The full set of entries below is to be returned unchanged.

### Record set

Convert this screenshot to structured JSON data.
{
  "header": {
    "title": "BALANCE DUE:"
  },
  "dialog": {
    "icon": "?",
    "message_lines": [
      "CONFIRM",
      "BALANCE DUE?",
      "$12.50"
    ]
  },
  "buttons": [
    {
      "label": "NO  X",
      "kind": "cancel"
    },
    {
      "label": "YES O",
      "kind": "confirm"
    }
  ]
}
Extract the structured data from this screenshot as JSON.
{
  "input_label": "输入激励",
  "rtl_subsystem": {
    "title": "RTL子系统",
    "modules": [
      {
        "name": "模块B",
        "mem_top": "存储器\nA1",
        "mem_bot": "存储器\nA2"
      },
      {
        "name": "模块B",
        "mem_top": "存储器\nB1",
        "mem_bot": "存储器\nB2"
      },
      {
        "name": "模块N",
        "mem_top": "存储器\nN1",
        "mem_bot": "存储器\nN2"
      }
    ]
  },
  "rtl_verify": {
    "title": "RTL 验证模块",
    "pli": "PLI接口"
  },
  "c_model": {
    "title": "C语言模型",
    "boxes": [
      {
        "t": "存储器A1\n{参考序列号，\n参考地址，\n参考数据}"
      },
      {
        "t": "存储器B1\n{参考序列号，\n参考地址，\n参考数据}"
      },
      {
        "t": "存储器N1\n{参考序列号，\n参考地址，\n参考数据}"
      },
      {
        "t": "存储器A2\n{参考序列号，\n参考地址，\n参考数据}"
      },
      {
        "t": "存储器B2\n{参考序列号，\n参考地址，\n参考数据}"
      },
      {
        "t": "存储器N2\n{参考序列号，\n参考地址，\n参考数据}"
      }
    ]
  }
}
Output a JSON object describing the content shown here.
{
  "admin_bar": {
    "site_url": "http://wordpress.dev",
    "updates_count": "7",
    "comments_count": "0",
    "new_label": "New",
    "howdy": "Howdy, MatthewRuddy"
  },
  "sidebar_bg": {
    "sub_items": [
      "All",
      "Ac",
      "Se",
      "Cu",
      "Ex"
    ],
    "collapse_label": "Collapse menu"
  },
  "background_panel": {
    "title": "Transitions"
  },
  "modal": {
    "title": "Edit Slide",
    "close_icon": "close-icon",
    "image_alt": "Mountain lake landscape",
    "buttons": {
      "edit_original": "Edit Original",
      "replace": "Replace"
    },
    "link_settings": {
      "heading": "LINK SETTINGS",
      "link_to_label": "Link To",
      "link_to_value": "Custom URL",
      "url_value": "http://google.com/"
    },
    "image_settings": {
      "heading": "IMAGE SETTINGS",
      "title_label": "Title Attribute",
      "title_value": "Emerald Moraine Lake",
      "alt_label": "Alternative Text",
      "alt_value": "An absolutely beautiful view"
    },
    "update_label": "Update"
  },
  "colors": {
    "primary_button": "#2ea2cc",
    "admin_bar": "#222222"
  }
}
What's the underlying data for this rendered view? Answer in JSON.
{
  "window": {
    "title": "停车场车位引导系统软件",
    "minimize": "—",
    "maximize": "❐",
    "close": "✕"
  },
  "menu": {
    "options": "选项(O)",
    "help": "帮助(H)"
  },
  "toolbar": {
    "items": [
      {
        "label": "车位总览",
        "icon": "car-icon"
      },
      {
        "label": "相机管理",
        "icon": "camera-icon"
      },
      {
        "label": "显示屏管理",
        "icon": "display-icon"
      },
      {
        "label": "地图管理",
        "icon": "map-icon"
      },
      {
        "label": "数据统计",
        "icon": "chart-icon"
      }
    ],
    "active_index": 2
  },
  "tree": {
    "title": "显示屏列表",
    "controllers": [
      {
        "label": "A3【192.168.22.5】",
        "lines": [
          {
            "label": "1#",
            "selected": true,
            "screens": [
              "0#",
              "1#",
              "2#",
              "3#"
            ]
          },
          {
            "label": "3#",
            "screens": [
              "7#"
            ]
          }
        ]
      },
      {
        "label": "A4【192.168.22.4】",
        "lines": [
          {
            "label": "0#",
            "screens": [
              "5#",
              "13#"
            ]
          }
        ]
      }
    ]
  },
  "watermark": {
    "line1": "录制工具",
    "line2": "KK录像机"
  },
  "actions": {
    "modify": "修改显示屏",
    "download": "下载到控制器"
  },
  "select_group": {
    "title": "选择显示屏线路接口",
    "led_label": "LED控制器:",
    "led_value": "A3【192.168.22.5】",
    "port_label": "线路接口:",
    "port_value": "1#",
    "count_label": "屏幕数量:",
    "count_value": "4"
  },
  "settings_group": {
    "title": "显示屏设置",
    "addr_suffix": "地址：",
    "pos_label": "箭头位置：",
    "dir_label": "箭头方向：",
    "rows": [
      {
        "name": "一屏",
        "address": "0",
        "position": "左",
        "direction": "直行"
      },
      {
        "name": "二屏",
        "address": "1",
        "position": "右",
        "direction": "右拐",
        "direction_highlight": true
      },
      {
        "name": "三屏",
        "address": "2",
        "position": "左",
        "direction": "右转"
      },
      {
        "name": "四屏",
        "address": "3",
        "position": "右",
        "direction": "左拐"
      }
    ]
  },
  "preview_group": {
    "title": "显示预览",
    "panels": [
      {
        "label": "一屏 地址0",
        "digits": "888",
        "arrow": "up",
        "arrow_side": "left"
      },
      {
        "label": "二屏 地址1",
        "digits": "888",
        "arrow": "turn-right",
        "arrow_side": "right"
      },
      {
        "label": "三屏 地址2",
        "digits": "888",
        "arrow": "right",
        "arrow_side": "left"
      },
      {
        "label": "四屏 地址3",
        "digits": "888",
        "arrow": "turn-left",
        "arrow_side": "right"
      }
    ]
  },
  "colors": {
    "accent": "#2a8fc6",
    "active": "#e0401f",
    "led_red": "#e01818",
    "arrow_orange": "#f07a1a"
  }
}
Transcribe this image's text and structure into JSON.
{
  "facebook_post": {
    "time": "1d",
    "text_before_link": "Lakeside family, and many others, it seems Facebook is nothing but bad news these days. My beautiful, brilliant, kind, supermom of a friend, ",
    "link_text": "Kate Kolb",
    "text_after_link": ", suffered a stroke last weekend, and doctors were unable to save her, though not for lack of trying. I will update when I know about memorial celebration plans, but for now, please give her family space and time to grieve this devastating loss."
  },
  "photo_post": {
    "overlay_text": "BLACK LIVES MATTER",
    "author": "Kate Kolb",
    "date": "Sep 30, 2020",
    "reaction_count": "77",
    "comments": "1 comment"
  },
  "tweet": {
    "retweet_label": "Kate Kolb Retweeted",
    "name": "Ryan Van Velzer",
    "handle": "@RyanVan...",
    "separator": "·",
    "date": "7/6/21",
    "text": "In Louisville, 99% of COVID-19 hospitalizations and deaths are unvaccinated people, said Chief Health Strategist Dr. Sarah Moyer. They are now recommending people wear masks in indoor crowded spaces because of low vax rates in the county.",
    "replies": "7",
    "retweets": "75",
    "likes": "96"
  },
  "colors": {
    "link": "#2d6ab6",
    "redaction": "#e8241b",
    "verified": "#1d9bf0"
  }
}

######

◆ **Problem solution**:
Convert this screenshot to structured JSON data.
{
  "header": {
    "title": "BALANCE DUE:"
  },
  "dialog": {
    "icon": "?",
    "message_lines": [
      "CONFIRM",
      "BALANCE DUE?",
      "$12.50"
    ]
  },
  "buttons": [
    {
      "label": "NO  X",
      "kind": "cancel"
    },
    {
      "label": "YES O",
      "kind": "confirm"
    }
  ]
}
Extract the structured data from this screenshot as JSON.
{
  "input_label": "输入激励",
  "rtl_subsystem": {
    "title": "RTL子系统",
    "modules": [
      {
        "name": "模块B",
        "mem_top": "存储器\nA1",
        "mem_bot": "存储器\nA2"
      },
      {
        "name": "模块B",
        "mem_top": "存储器\nB1",
        "mem_bot": "存储器\nB2"
      },
      {
        "name": "模块N",
        "mem_top": "存储器\nN1",
        "mem_bot": "存储器\nN2"
      }
    ]
  },
  "rtl_verify": {
    "title": "RTL 验证模块",
    "pli": "PLI接口"
  },
  "c_model": {
    "title": "C语言模型",
    "boxes": [
      {
        "t": "存储器A1\n{参考序列号，\n参考地址，\n参考数据}"
      },
      {
        "t": "存储器B1\n{参考序列号，\n参考地址，\n参考数据}"
      },
      {
        "t": "存储器N1\n{参考序列号，\n参考地址，\n参考数据}"
      },
      {
        "t": "存储器A2\n{参考序列号，\n参考地址，\n参考数据}"
      },
      {
        "t": "存储器B2\n{参考序列号，\n参考地址，\n参考数据}"
      },
      {
        "t": "存储器N2\n{参考序列号，\n参考地址，\n参考数据}"
      }
    ]
  }
}
Output a JSON object describing the content shown here.
{
  "admin_bar": {
    "site_url": "http://wordpress.dev",
    "updates_count": "7",
    "comments_count": "0",
    "new_label": "New",
    "howdy": "Howdy, MatthewRuddy"
  },
  "sidebar_bg": {
    "sub_items": [
      "All",
      "Ac",
      "Se",
      "Cu",
      "Ex"
    ],
    "collapse_label": "Collapse menu"
  },
  "background_panel": {
    "title": "Transitions"
  },
  "modal": {
    "title": "Edit Slide",
    "close_icon": "close-icon",
    "image_alt": "Mountain lake landscape",
    "buttons": {
      "edit_original": "Edit Original",
      "replace": "Replace"
    },
    "link_settings": {
      "heading": "LINK SETTINGS",
      "link_to_label": "Link To",
      "link_to_value": "Custom URL",
      "url_value": "http://google.com/"
    },
    "image_settings": {
      "heading": "IMAGE SETTINGS",
      "title_label": "Title Attribute",
      "title_value": "Emerald Moraine Lake",
      "alt_label": "Alternative Text",
      "alt_value": "An absolutely beautiful view"
    },
    "update_label": "Update"
  },
  "colors": {
    "primary_button": "#2ea2cc",
    "admin_bar": "#222222"
  }
}
What's the underlying data for this rendered view? Answer in JSON.
{
  "window": {
    "title": "停车场车位引导系统软件",
    "minimize": "—",
    "maximize": "❐",
    "close": "✕"
  },
  "menu": {
    "options": "选项(O)",
    "help": "帮助(H)"
  },
  "toolbar": {
    "items": [
      {
        "label": "车位总览",
        "icon": "car-icon"
      },
      {
        "label": "相机管理",
        "icon": "camera-icon"
      },
      {
        "label": "显示屏管理",
        "icon": "display-icon"
      },
      {
        "label": "地图管理",
        "icon": "map-icon"
      },
      {
        "label": "数据统计",
        "icon": "chart-icon"
      }
    ],
    "active_index": 2
  },
  "tree": {
    "title": "显示屏列表",
    "controllers": [
      {
        "label": "A3【192.168.22.5】",
        "lines": [
          {
            "label": "1#",
            "selected": true,
            "screens": [
              "0#",
              "1#",
              "2#",
              "3#"
            ]
          },
          {
            "label": "3#",
            "screens": [
              "7#"
            ]
          }
        ]
      },
      {
        "label": "A4【192.168.22.4】",
        "lines": [
          {
            "label": "0#",
            "screens": [
              "5#",
              "13#"
            ]
          }
        ]
      }
    ]
  },
  "watermark": {
    "line1": "录制工具",
    "line2": "KK录像机"
  },
  "actions": {
    "modify": "修改显示屏",
    "download": "下载到控制器"
  },
  "select_group": {
    "title": "选择显示屏线路接口",
    "led_label": "LED控制器:",
    "led_value": "A3【192.168.22.5】",
    "port_label": "线路接口:",
    "port_value": "1#",
    "count_label": "屏幕数量:",
    "count_value": "4"
  },
  "settings_group": {
    "title": "显示屏设置",
    "addr_suffix": "地址：",
    "pos_label": "箭头位置：",
    "dir_label": "箭头方向：",
    "rows": [
      {
        "name": "一屏",
        "address": "0",
        "position": "左",
        "direction": "直行"
      },
      {
        "name": "二屏",
        "address": "1",
        "position": "右",
        "direction": "右拐",
        "direction_highlight": true
      },
      {
        "name": "三屏",
        "address": "2",
        "position": "左",
        "direction": "右转"
      },
      {
        "name": "四屏",
        "address": "3",
        "position": "右",
        "direction": "左拐"
      }
    ]
  },
  "preview_group": {
    "title": "显示预览",
    "panels": [
      {
        "label": "一屏 地址0",
        "digits": "888",
        "arrow": "up",
        "arrow_side": "left"
      },
      {
        "label": "二屏 地址1",
        "digits": "888",
        "arrow": "turn-right",
        "arrow_side": "right"
      },
      {
        "label": "三屏 地址2",
        "digits": "888",
        "arrow": "right",
        "arrow_side": "left"
      },
      {
        "label": "四屏 地址3",
        "digits": "888",
        "arrow": "turn-left",
        "arrow_side": "right"
      }
    ]
  },
  "colors": {
    "accent": "#2a8fc6",
    "active": "#e0401f",
    "led_red": "#e01818",
    "arrow_orange": "#f07a1a"
  }
}
Transcribe this image's text and structure into JSON.
{
  "facebook_post": {
    "time": "1d",
    "text_before_link": "Lakeside family, and many others, it seems Facebook is nothing but bad news these days. My beautiful, brilliant, kind, supermom of a friend, ",
    "link_text": "Kate Kolb",
    "text_after_link": ", suffered a stroke last weekend, and doctors were unable to save her, though not for lack of trying. I will update when I know about memorial celebration plans, but for now, please give her family space and time to grieve this devastating loss."
  },
  "photo_post": {
    "overlay_text": "BLACK LIVES MATTER",
    "author": "Kate Kolb",
    "date": "Sep 30, 2020",
    "reaction_count": "77",
    "comments": "1 comment"
  },
  "tweet": {
    "retweet_label": "Kate Kolb Retweeted",
    "name": "Ryan Van Velzer",
    "handle": "@RyanVan...",
    "separator": "·",
    "date": "7/6/21",
    "text": "In Louisville, 99% of COVID-19 hospitalizations and deaths are unvaccinated people, said Chief Health Strategist Dr. Sarah Moyer. They are now recommending people wear masks in indoor crowded spaces because of low vax rates in the county.",
    "replies": "7",
    "retweets": "75",
    "likes": "96"
  },
  "colors": {
    "link": "#2d6ab6",
    "redaction": "#e8241b",
    "verified": "#1d9bf0"
  }
}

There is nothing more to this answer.